[Items from an interface collection]
■ ■ ■ ■ ■ ■ ■

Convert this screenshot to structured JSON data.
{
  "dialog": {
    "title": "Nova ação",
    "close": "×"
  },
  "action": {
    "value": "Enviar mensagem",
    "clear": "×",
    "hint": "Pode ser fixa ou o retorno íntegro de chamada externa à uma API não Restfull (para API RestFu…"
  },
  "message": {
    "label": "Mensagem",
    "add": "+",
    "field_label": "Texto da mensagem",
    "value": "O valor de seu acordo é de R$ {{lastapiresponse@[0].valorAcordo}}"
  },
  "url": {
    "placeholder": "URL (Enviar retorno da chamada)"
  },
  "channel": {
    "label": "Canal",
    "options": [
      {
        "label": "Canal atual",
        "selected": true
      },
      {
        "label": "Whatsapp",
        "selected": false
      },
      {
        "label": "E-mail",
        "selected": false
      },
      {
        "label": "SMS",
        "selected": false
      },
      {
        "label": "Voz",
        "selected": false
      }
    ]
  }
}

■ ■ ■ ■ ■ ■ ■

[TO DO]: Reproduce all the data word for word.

[SOLUTION BELOW]:
Convert this screenshot to structured JSON data.
{
  "dialog": {
    "title": "Nova ação",
    "close": "×"
  },
  "action": {
    "value": "Enviar mensagem",
    "clear": "×",
    "hint": "Pode ser fixa ou o retorno íntegro de chamada externa à uma API não Restfull (para API RestFu…"
  },
  "message": {
    "label": "Mensagem",
    "add": "+",
    "field_label": "Texto da mensagem",
    "value": "O valor de seu acordo é de R$ {{lastapiresponse@[0].valorAcordo}}"
  },
  "url": {
    "placeholder": "URL (Enviar retorno da chamada)"
  },
  "channel": {
    "label": "Canal",
    "options": [
      {
        "label": "Canal atual",
        "selected": true
      },
      {
        "label": "Whatsapp",
        "selected": false
      },
      {
        "label": "E-mail",
        "selected": false
      },
      {
        "label": "SMS",
        "selected": false
      },
      {
        "label": "Voz",
        "selected": false
      }
    ]
  }
}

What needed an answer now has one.